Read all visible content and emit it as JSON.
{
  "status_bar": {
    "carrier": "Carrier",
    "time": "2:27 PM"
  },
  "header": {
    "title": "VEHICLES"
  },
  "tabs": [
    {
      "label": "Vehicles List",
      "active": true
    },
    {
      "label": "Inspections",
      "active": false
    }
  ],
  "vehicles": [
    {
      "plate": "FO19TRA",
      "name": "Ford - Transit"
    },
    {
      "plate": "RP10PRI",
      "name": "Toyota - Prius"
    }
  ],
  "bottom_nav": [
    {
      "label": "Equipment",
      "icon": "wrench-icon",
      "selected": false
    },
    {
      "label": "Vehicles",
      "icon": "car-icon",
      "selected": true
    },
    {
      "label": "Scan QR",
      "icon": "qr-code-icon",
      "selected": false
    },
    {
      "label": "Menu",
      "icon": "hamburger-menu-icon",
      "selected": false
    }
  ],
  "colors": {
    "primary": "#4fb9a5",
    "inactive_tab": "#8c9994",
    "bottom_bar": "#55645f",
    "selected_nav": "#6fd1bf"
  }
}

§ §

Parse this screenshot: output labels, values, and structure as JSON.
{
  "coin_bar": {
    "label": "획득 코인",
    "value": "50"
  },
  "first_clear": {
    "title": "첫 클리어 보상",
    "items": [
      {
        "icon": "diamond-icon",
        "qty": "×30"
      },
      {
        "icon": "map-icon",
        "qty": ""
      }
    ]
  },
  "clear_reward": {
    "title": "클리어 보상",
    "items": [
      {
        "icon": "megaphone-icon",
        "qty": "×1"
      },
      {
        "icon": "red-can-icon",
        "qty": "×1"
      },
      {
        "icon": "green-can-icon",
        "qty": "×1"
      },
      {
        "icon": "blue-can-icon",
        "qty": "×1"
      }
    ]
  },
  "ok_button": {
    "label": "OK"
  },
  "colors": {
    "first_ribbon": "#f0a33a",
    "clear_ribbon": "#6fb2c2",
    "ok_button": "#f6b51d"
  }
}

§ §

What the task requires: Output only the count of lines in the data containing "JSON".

Answer section: 2